> Exercise prompt
Report each line of the data that includes the word "with".

> Record set

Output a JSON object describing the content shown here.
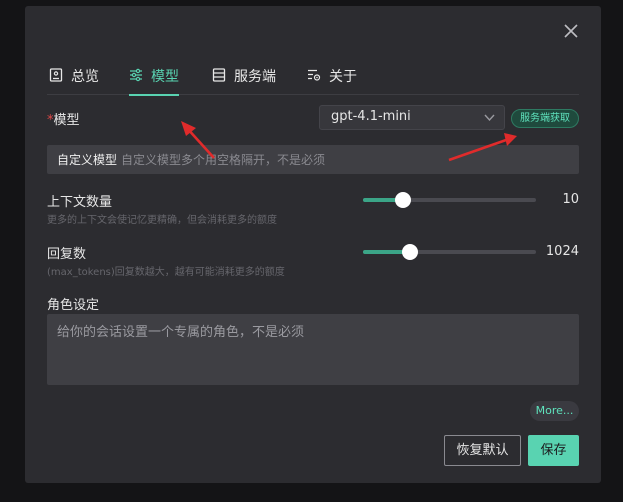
{
  "tabs": [
    {
      "label": "总览",
      "icon": "document-icon"
    },
    {
      "label": "模型",
      "icon": "sliders-icon",
      "active": true
    },
    {
      "label": "服务端",
      "icon": "server-icon"
    },
    {
      "label": "关于",
      "icon": "settings-list-icon"
    }
  ],
  "model": {
    "required_mark": "*",
    "label": "模型",
    "selected": "gpt-4.1-mini",
    "fetch_button": "服务端获取"
  },
  "custom_model": {
    "label": "自定义模型",
    "placeholder": "自定义模型多个用空格隔开，不是必须"
  },
  "context": {
    "label": "上下文数量",
    "hint": "更多的上下文会使记忆更精确，但会消耗更多的额度",
    "value": "10",
    "fraction": 0.23
  },
  "max_tokens": {
    "label": "回复数",
    "hint": "(max_tokens)回复数越大，越有可能消耗更多的额度",
    "value": "1024",
    "fraction": 0.27
  },
  "role": {
    "label": "角色设定",
    "placeholder": "给你的会话设置一个专属的角色，不是必须"
  },
  "more_button": "More...",
  "reset_button": "恢复默认",
  "save_button": "保存",
  "colors": {
    "accent": "#59d3b1",
    "dialog_bg": "#2c2c30",
    "annotation_arrow": "#e02b2b"
  }
}
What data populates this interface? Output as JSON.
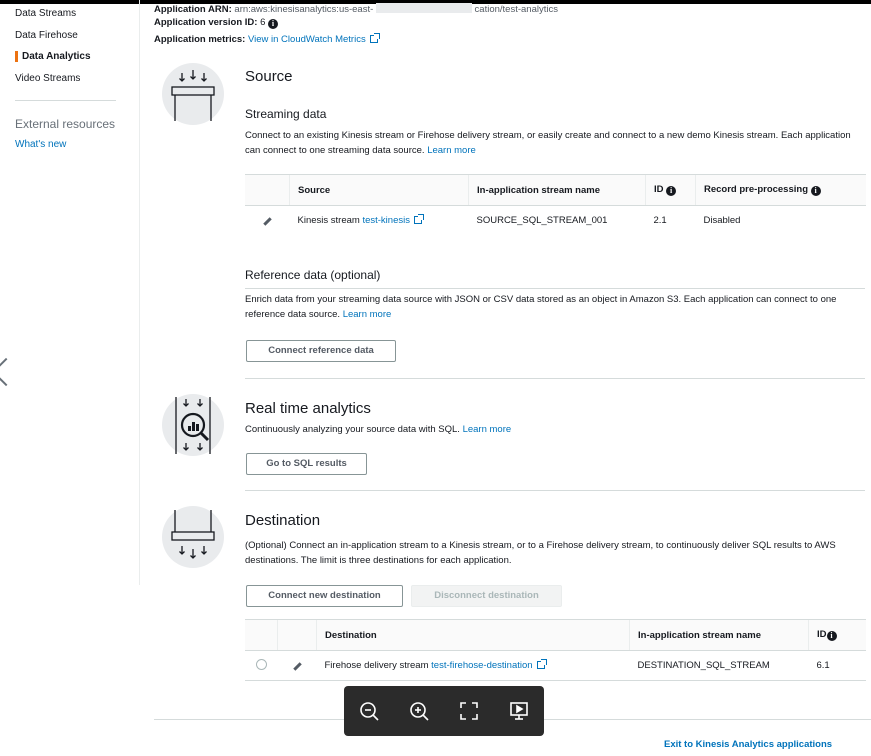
{
  "sidebar": {
    "items": [
      {
        "label": "Data Streams",
        "active": false
      },
      {
        "label": "Data Firehose",
        "active": false
      },
      {
        "label": "Data Analytics",
        "active": true
      },
      {
        "label": "Video Streams",
        "active": false
      }
    ],
    "external_heading": "External resources",
    "whats_new": "What's new"
  },
  "header": {
    "arn_label": "Application ARN:",
    "arn_value_start": "arn:aws:kinesisanalytics:us-east-",
    "arn_value_end": "cation/test-analytics",
    "version_label": "Application version ID:",
    "version_value": "6",
    "metrics_label": "Application metrics:",
    "metrics_link": "View in CloudWatch Metrics"
  },
  "source": {
    "title": "Source",
    "streaming_title": "Streaming data",
    "streaming_desc": "Connect to an existing Kinesis stream or Firehose delivery stream, or easily create and connect to a new demo Kinesis stream. Each application can connect to one streaming data source.",
    "learn_more": "Learn more",
    "table": {
      "headers": [
        "Source",
        "In-application stream name",
        "ID",
        "Record pre-processing"
      ],
      "row": {
        "source_prefix": "Kinesis stream",
        "source_link": "test-kinesis",
        "stream_name": "SOURCE_SQL_STREAM_001",
        "id": "2.1",
        "preprocessing": "Disabled"
      }
    },
    "reference_title": "Reference data (optional)",
    "reference_desc": "Enrich data from your streaming data source with JSON or CSV data stored as an object in Amazon S3. Each application can connect to one reference data source.",
    "reference_learn_more": "Learn more",
    "connect_reference_button": "Connect reference data"
  },
  "analytics": {
    "title": "Real time analytics",
    "desc": "Continuously analyzing your source data with SQL.",
    "learn_more": "Learn more",
    "sql_button": "Go to SQL results"
  },
  "destination": {
    "title": "Destination",
    "desc": "(Optional) Connect an in-application stream to a Kinesis stream, or to a Firehose delivery stream, to continuously deliver SQL results to AWS destinations. The limit is three destinations for each application.",
    "connect_button": "Connect new destination",
    "disconnect_button": "Disconnect destination",
    "table": {
      "headers": [
        "Destination",
        "In-application stream name",
        "ID"
      ],
      "row": {
        "dest_prefix": "Firehose delivery stream",
        "dest_link": "test-firehose-destination",
        "stream_name": "DESTINATION_SQL_STREAM",
        "id": "6.1"
      }
    }
  },
  "footer": {
    "exit_link": "Exit to Kinesis Analytics applications"
  },
  "icons": {
    "info": "info-icon",
    "external": "external-link-icon",
    "edit": "pencil-icon",
    "zoom_out": "zoom-out-icon",
    "zoom_in": "zoom-in-icon",
    "fit": "fit-screen-icon",
    "present": "presentation-icon"
  }
}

> Written response
    "reference_desc": "Enrich data from your streaming data source with JSON or CSV data stored as an object in Amazon S3. Each application can connect to one reference data source.",
    "desc": "Continuously analyzing your source data with SQL.",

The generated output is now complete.